Archive for February 17th, 2013

17th February
written by amber

Dear Writing Students,

You might not hear from me for a couple of weeks, as my husband is going in for hip replacement surgery. We’ll drive to Westlock next Sunday and be back sometime the following week. We’re hoping for a speedy recovery!

To keep you busy, I’m leaving you with some inspiration for short short stories of 100 – 200 words –

A man ran down the alley.

Flowers struggled to survive.

They looked up at the sky in terror.

The key to writing really short stories is to keep things simple, limit the number of characters, reign in impulses to include more than the most essential description and trust your subconscious to bring the piece to a conclusion.

Have fun!

17th February
written by amber

“Something bit me when I was just about to come out of the ocean – something big.”

The children laughed, small faces beaming with wide smiles and loud laughter. Gordon Peters was a favourite speaker at the Children’s Center; his stories captivated and entertained children of all ages, even the adults.

“Then what happened?” a little boy, about five years old, his nose running and his left shoe untied, asked Gordon.

Gordon got off his chair, and, kneeling down, began to tie the little boy’s shoe.

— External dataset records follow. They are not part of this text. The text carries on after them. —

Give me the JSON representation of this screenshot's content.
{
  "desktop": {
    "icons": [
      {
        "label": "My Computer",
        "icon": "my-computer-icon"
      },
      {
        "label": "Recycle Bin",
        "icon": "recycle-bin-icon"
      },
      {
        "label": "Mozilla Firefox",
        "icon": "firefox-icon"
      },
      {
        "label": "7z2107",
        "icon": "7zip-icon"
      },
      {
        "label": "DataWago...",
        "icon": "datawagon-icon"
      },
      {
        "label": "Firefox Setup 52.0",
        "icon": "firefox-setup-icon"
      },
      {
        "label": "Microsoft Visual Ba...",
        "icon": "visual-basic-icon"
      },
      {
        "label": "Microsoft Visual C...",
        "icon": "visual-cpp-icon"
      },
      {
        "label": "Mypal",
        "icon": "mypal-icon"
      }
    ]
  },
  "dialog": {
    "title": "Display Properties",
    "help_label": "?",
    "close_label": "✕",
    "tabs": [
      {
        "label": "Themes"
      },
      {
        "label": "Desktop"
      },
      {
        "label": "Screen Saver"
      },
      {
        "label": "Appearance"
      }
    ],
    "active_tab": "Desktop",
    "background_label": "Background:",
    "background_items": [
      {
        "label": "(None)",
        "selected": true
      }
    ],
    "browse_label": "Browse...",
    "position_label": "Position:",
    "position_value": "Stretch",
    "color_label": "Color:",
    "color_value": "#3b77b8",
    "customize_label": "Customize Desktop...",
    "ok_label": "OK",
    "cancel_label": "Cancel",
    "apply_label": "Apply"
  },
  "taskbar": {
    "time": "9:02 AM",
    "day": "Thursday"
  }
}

“Well, sir,” Gordon began, “I grabbed hold of whatever I could, because I was so afraid I was going to get pulled into the ocean by whatever it was that bit me. I had grabbed onto the back leg of a rhinoceros named Billy, who actually sold ice cream just down the beach.”

The children went wild, giggles and wiggles went back and forth throughout the audience.

“Rhinoceros’s don’t sell ice cream,” a little girl yelled from the back row.

Gordon finished tying the boy’s shoe, and then turned to look at the girl.

“You’re right, Serena,” he answered back, shaking his head, “They don’t sell ice cream.”
He hesitated, and then continued. “They sell mint flavoured pickles instead.”

Gordon busied himself, cleaning up chairs, and straightening up the toy shelves, as he always did when the children left to go home. A sweater one of the children had forgotten lay across Gordon’s favourite teddy bear, obviously keeping the toy warm and safe by whoever owned the sweater. He picked up the teddy bear, and, leaving the sweater on, nestled it on the top of the short bookshelf, making sure the toy was cozy for the weekend. Every Friday someone forgot something, only to find it safe and sound come Monday morning.

He looked around, and made sure the place was clean and tidy. Today he had planned on bidding his farewell, but he just could not go through with it. He loved the children, and was trying to figure out how to say goodbye; he had been here for many years, and had entertained a plethora of innocents, becoming as much a fixture here as the old hardwood floor. His stories were almost legendary, and children would listen as he wove tale after tale. He turned his attention out the window; the large willow trees bordering the playground swayed in the westerly breeze, dancing an unrehearsed dance filled with grace and elegance. He wondered how he was going to tell the children he was leaving. He knew he deserved to leave; official retirement age had passed by five years ago.

“Mr. Gordon?”

A small voice brought his thoughts back. A little girl, Melanie Tsui, stood by the doorway, her mother standing behind her, donned in sunglasses, holding Melanie’s favourite doll. Gordon smiled broadly; Melanie had not been here for weeks. Always a frail little child, she looked much more so today, her face thinner, her frame almost fragile.

“Hello, angel,” he spoke with love and care in his voice, “Where have you been?”

“She has been sick, Gordon,” her mother quietly said, and then added, “Melanie, can you go see the toys?”

Melanie nodded, and, very slowly, walked to the toy shelf.

Gordon sat at his desk, as Melanie’s mother told him about Melanie’s condition. The sweet child had recently been diagnosed with a form of untreatable leukemia, and was not expected to live more than a few months.

“She still insists on walking on her own,” her mother stated, her shoulders hunched, her eyes, now without the sunglasses, lined, puffy, and exhausted. Too many tears had flowed; too many hurts had left their footprint. Gordon sat, his eyes filled with tears of his own, as he watched the little girl play.

Melanie looked up from holding Gordon’s favourite bear, the sweater neatly piled back on the shelf.

“My Mommy told you about my trip?”

Gordon pressed his lips tight, tying hard to control his voice. “Where are you going?” he managed.

Melanie cradled and kissed the teddy bear. “To a place where the pain can’t find me,” she simply answered.

Gordon bent his head, sobs wracking his frame. He felt terrible, he had no right to cry, he needed to be strong for the sake of this little girl.

A small, frail hand slid into his. He looked up into the dark, quiet eyes of Melanie Tsui.

“Do you want to hear a story?” she asked.

For once, his words failed.

“There’s this place…” she began.

This is the story that Darryl wrote in response to the January 20 first line prompt. Please feel free to leave comments.